@Diane Tycangco ... Denver is very tough market to find good real estate deals in. I am north of Denver in Ft. Collins and this area also is becoming almost impossible to find 1% deals. In addition, it is hard to find reasonable properties for under $270K -- unless you want to go the "slum lord" route. You could look into areas such as Loveland, Windsor, and Greely, but they are clearly not the same as Denver. That said, I must agree with some others as you can also look at other markets outside of CO to find solid 1%+ deals.

Colorado is becoming less investor/landlord friendly, with Denver leading the way. I have several small multi-family  properties in Colorado Springs, and it is becoming difficult to find a 1% deal. 

@Diane Tycangco we connected over email, correct?

Yes, you can still find cash flowing properties in Denver. However, the majority of condos are investor heavy and therefore require a 25% down payment for a 30 year conventional. Some local banks, will lend on those conds at 20% with their portfolio products, but then you have 5/1 or 7/1 ARM.

Is Denver the cash flow? No. The bull market has been going on for a long time. Most markets will have compressed cap rates. Investing out of state at a 7-8 cap rate to me is not worth the risk of being a long distance landlord. I'll take a 6.5 multi cap or a 7.5 condo cap in Denver, before looking out of state.  I live in Denver, since you're out of state, it may make sense to invest elsewhere. Regardless, I think more people should invest where they live for a long term investment. Yes, there are places to even invest in California!

@Diane Tycangco

A couple options I'm thinking of. 

1. What about a really small condo in the heart of Denver that you can furnish and rent to traveling nurses? That usually brings in 20-30% more per month than a traditional long-term rental. (There are places around $170-$180 that can be nice. I am trying to get some clients to buy a $150k place right now that I think would do well.)

2. Maybe a slightly larger condo out west by the CU medical campus. You can get a 2 (maybe 3) bedroom unit out there that might cash flow okay as well. 

3. Look at Colorado Springs, where your $270,000 is going to go further. Also, you have the option of operating an Airbnb/short-term rental, which can give you flexibility and likely higher rents.

Thank you James.  My budget is actually $70k.  The total value of the property would be $270k.  How much would a condo for traveling nurses rent for and what would be the vacancy rate for those?  Do you have  prospects for #2 and/or #3?

@Diane Tycangco 

I have invested in Denver for the last 8 years. Now I am not finding the cashflow I want.

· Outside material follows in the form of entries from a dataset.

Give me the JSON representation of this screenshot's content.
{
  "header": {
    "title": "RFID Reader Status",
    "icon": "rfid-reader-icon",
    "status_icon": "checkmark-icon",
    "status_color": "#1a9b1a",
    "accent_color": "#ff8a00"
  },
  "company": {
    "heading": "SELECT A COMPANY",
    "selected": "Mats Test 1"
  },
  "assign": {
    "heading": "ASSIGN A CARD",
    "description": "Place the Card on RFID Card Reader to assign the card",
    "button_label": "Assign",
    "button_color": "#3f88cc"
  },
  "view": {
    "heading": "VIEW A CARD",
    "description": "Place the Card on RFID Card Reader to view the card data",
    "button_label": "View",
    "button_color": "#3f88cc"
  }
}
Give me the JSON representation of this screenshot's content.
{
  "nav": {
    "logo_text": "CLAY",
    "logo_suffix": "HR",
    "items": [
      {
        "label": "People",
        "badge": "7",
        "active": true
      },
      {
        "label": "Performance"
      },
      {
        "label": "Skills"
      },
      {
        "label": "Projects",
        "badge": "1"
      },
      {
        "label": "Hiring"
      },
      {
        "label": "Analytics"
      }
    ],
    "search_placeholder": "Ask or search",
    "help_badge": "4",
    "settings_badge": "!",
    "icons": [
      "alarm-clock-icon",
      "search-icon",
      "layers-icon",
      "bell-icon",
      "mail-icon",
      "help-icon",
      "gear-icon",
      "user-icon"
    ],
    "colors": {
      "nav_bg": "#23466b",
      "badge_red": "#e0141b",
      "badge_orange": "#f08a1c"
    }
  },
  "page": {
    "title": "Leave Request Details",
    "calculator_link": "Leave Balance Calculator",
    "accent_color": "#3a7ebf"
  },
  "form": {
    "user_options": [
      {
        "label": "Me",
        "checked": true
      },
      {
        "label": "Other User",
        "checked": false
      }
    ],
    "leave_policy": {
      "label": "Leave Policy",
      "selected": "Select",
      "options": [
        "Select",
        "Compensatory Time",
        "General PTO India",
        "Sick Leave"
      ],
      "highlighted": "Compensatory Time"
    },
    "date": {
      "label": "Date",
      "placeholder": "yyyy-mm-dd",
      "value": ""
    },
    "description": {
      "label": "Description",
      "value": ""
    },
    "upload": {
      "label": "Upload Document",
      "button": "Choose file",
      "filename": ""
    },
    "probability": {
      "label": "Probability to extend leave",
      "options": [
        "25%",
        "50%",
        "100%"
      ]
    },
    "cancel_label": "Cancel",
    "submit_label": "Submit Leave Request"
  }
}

The first property I bough was at 1.8% (so close to that illusive 2%) and that was off the MLS. I personally don't like to work super hard when finding a place, to me the competition is just to high in Denver, so I went out of state and get 1.5%-2.0%.